**EXERCISE GOAL:**
What is needed is a faithful copy of all the records.

**SOURCE RECORDS:**
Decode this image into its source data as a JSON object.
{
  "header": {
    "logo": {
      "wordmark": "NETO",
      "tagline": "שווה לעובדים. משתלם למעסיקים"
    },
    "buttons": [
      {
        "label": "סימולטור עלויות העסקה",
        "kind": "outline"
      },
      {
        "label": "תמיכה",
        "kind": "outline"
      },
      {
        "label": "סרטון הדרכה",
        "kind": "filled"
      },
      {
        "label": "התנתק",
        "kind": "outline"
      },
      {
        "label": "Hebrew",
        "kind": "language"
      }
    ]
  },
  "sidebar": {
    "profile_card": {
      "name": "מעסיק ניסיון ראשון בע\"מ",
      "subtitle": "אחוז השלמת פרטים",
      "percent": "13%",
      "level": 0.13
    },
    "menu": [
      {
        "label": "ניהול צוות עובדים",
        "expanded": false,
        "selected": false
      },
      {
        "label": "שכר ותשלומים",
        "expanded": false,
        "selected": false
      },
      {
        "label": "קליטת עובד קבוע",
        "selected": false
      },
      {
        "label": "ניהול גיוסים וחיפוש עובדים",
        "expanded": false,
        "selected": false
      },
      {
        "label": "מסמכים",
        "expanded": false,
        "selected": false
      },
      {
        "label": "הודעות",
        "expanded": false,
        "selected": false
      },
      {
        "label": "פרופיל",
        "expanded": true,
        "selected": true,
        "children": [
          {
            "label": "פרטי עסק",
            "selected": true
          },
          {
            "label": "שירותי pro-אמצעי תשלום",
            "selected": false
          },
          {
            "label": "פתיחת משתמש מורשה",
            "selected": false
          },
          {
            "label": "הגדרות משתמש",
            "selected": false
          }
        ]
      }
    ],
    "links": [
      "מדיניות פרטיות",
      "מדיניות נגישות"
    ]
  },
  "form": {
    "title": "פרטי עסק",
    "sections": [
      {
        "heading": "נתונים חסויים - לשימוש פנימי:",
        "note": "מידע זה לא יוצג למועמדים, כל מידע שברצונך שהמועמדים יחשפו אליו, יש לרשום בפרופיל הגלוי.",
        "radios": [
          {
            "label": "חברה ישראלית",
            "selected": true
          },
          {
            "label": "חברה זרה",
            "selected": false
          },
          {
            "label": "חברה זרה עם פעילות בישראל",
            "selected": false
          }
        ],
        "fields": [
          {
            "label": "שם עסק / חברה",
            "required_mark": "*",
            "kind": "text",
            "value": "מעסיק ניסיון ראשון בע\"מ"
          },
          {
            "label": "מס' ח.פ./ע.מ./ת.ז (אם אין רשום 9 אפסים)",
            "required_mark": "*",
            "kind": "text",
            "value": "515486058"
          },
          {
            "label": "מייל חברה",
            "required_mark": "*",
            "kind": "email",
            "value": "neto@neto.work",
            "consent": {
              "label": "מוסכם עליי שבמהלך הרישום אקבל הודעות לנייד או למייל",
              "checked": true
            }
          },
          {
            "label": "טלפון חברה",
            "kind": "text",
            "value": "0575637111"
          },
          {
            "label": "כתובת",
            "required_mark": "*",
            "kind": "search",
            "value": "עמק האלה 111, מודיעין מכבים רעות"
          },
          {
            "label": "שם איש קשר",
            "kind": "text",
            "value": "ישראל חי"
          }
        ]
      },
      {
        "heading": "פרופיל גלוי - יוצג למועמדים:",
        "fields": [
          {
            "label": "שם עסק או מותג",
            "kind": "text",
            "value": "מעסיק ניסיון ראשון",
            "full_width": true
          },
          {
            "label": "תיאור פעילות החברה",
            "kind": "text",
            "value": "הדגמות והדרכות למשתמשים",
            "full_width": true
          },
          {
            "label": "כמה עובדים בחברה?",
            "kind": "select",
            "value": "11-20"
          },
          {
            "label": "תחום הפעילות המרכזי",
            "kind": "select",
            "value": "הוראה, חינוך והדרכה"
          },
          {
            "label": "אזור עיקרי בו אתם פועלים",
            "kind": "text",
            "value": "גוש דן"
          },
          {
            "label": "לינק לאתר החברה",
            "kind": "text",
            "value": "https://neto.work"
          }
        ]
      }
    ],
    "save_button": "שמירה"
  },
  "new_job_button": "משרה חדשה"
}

**ANSWER FOR THE TASK:**
Decode this image into its source data as a JSON object.
{
  "header": {
    "logo": {
      "wordmark": "NETO",
      "tagline": "שווה לעובדים. משתלם למעסיקים"
    },
    "buttons": [
      {
        "label": "סימולטור עלויות העסקה",
        "kind": "outline"
      },
      {
        "label": "תמיכה",
        "kind": "outline"
      },
      {
        "label": "סרטון הדרכה",
        "kind": "filled"
      },
      {
        "label": "התנתק",
        "kind": "outline"
      },
      {
        "label": "Hebrew",
        "kind": "language"
      }
    ]
  },
  "sidebar": {
    "profile_card": {
      "name": "מעסיק ניסיון ראשון בע\"מ",
      "subtitle": "אחוז השלמת פרטים",
      "percent": "13%",
      "level": 0.13
    },
    "menu": [
      {
        "label": "ניהול צוות עובדים",
        "expanded": false,
        "selected": false
      },
      {
        "label": "שכר ותשלומים",
        "expanded": false,
        "selected": false
      },
      {
        "label": "קליטת עובד קבוע",
        "selected": false
      },
      {
        "label": "ניהול גיוסים וחיפוש עובדים",
        "expanded": false,
        "selected": false
      },
      {
        "label": "מסמכים",
        "expanded": false,
        "selected": false
      },
      {
        "label": "הודעות",
        "expanded": false,
        "selected": false
      },
      {
        "label": "פרופיל",
        "expanded": true,
        "selected": true,
        "children": [
          {
            "label": "פרטי עסק",
            "selected": true
          },
          {
            "label": "שירותי pro-אמצעי תשלום",
            "selected": false
          },
          {
            "label": "פתיחת משתמש מורשה",
            "selected": false
          },
          {
            "label": "הגדרות משתמש",
            "selected": false
          }
        ]
      }
    ],
    "links": [
      "מדיניות פרטיות",
      "מדיניות נגישות"
    ]
  },
  "form": {
    "title": "פרטי עסק",
    "sections": [
      {
        "heading": "נתונים חסויים - לשימוש פנימי:",
        "note": "מידע זה לא יוצג למועמדים, כל מידע שברצונך שהמועמדים יחשפו אליו, יש לרשום בפרופיל הגלוי.",
        "radios": [
          {
            "label": "חברה ישראלית",
            "selected": true
          },
          {
            "label": "חברה זרה",
            "selected": false
          },
          {
            "label": "חברה זרה עם פעילות בישראל",
            "selected": false
          }
        ],
        "fields": [
          {
            "label": "שם עסק / חברה",
            "required_mark": "*",
            "kind": "text",
            "value": "מעסיק ניסיון ראשון בע\"מ"
          },
          {
            "label": "מס' ח.פ./ע.מ./ת.ז (אם אין רשום 9 אפסים)",
            "required_mark": "*",
            "kind": "text",
            "value": "515486058"
          },
          {
            "label": "מייל חברה",
            "required_mark": "*",
            "kind": "email",
            "value": "neto@neto.work",
            "consent": {
              "label": "מוסכם עליי שבמהלך הרישום אקבל הודעות לנייד או למייל",
              "checked": true
            }
          },
          {
            "label": "טלפון חברה",
            "kind": "text",
            "value": "0575637111"
          },
          {
            "label": "כתובת",
            "required_mark": "*",
            "kind": "search",
            "value": "עמק האלה 111, מודיעין מכבים רעות"
          },
          {
            "label": "שם איש קשר",
            "kind": "text",
            "value": "ישראל חי"
          }
        ]
      },
      {
        "heading": "פרופיל גלוי - יוצג למועמדים:",
        "fields": [
          {
            "label": "שם עסק או מותג",
            "kind": "text",
            "value": "מעסיק ניסיון ראשון",
            "full_width": true
          },
          {
            "label": "תיאור פעילות החברה",
            "kind": "text",
            "value": "הדגמות והדרכות למשתמשים",
            "full_width": true
          },
          {
            "label": "כמה עובדים בחברה?",
            "kind": "select",
            "value": "11-20"
          },
          {
            "label": "תחום הפעילות המרכזי",
            "kind": "select",
            "value": "הוראה, חינוך והדרכה"
          },
          {
            "label": "אזור עיקרי בו אתם פועלים",
            "kind": "text",
            "value": "גוש דן"
          },
          {
            "label": "לינק לאתר החברה",
            "kind": "text",
            "value": "https://neto.work"
          }
        ]
      }
    ],
    "save_button": "שמירה"
  },
  "new_job_button": "משרה חדשה"
}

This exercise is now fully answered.